_Work instructions_
Only a single number is expected: how many lines of the data hold the word "this".

_Data shown_
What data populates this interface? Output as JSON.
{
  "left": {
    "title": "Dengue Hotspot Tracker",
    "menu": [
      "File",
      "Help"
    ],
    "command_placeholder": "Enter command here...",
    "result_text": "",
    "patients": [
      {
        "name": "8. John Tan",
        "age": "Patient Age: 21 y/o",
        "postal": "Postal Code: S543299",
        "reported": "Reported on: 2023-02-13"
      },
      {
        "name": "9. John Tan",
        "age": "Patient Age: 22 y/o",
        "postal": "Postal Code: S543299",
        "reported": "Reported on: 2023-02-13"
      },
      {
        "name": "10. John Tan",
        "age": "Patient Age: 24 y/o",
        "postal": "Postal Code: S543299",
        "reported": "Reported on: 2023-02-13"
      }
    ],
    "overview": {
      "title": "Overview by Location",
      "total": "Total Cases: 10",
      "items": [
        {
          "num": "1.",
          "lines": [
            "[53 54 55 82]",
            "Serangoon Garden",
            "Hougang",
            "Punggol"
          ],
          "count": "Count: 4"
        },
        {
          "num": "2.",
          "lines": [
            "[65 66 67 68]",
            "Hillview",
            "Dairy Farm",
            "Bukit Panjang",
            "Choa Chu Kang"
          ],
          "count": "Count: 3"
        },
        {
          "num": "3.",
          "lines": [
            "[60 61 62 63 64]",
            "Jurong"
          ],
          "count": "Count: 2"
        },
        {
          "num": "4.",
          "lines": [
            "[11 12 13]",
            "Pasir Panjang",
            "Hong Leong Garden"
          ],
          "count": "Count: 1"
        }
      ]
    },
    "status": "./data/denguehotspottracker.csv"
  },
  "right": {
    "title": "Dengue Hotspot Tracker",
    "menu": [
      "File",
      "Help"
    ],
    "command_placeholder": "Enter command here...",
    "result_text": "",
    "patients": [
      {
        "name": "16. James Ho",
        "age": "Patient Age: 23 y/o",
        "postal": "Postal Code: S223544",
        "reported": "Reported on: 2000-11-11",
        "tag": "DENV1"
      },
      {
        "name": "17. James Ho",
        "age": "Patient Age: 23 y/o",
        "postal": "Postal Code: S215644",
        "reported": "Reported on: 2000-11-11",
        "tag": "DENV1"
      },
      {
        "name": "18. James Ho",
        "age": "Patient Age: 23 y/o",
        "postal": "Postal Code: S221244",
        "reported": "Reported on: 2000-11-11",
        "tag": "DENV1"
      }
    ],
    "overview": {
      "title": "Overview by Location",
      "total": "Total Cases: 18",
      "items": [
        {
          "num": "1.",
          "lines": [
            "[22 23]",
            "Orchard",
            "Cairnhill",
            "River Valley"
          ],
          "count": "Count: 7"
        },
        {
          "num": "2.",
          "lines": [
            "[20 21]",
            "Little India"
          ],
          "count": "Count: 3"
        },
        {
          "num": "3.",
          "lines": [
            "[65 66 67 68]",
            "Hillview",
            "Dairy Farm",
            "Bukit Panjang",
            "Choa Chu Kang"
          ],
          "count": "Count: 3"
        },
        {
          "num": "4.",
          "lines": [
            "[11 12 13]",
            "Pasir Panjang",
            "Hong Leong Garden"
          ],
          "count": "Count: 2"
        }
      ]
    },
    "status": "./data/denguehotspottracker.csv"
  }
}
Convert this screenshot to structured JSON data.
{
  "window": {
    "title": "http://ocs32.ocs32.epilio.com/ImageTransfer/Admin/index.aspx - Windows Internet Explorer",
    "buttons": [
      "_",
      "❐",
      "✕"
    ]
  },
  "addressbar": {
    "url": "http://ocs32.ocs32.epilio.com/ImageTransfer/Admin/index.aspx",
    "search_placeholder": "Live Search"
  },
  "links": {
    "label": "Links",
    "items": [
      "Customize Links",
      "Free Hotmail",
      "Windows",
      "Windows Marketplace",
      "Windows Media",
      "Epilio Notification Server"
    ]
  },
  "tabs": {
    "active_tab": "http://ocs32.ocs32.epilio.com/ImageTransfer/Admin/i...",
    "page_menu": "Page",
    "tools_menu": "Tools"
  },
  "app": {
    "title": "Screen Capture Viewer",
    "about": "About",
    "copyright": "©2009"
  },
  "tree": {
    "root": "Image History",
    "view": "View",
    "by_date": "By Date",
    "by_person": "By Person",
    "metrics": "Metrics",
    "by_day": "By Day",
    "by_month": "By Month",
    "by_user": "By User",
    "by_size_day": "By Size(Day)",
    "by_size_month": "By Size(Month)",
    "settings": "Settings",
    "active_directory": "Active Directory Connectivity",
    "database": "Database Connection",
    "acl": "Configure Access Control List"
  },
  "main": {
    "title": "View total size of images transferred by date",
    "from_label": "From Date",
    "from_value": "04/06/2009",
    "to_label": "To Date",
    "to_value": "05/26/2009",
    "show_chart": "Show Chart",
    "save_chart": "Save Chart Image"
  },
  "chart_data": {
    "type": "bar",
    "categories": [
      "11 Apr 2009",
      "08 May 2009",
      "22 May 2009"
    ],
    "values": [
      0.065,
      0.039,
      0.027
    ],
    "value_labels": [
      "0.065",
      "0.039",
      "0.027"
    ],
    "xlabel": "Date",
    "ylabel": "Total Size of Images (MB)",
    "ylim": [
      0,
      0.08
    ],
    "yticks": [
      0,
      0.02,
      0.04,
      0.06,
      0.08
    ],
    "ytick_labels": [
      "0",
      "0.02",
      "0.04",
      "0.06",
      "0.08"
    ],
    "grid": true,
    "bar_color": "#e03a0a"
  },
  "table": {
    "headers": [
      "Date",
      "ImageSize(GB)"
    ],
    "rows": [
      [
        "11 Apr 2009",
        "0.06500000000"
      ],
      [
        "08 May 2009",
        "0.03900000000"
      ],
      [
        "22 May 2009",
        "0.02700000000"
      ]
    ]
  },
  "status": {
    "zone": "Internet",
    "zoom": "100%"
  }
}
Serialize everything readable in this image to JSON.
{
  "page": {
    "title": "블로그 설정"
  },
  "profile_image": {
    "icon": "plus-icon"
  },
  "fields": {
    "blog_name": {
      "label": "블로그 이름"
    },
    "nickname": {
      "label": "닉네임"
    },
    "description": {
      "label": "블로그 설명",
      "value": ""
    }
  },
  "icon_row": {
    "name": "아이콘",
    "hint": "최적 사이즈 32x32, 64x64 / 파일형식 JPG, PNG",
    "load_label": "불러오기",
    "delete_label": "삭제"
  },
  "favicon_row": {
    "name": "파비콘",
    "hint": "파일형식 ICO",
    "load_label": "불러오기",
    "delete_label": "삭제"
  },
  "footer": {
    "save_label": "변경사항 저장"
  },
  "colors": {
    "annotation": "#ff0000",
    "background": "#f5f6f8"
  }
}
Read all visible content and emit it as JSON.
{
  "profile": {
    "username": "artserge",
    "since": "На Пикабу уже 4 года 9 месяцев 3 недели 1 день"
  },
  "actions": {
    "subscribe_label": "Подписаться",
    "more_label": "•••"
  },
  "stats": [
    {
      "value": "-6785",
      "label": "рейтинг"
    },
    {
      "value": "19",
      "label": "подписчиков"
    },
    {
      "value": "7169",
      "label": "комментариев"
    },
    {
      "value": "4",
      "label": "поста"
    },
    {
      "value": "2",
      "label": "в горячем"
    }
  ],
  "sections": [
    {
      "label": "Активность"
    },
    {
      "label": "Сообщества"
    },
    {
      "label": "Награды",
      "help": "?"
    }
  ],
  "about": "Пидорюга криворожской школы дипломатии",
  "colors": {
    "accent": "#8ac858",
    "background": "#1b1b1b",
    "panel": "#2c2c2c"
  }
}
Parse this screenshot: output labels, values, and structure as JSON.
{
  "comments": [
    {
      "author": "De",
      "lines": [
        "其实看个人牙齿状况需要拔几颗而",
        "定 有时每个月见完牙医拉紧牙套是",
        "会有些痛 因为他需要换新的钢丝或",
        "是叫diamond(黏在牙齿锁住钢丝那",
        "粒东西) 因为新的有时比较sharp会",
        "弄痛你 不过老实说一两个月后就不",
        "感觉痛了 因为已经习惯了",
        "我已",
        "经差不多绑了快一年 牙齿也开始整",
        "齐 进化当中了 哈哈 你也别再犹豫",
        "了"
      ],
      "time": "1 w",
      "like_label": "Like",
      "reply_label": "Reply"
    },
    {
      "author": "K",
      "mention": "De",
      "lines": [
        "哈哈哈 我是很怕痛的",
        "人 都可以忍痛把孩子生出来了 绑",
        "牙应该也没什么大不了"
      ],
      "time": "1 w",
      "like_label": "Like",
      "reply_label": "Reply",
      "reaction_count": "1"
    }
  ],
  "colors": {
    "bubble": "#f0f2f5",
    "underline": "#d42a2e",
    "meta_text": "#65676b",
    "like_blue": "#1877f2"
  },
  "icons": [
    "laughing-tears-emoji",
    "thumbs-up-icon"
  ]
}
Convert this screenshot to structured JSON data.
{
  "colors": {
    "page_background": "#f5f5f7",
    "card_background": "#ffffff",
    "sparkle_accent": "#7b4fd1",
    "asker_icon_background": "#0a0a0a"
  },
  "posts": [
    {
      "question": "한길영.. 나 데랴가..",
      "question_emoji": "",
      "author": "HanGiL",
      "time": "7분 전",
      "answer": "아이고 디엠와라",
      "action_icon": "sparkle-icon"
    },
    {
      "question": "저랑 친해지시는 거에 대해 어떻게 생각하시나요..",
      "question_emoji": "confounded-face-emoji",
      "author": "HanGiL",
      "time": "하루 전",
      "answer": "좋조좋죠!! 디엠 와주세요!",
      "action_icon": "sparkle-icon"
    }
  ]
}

_Result of the task_
5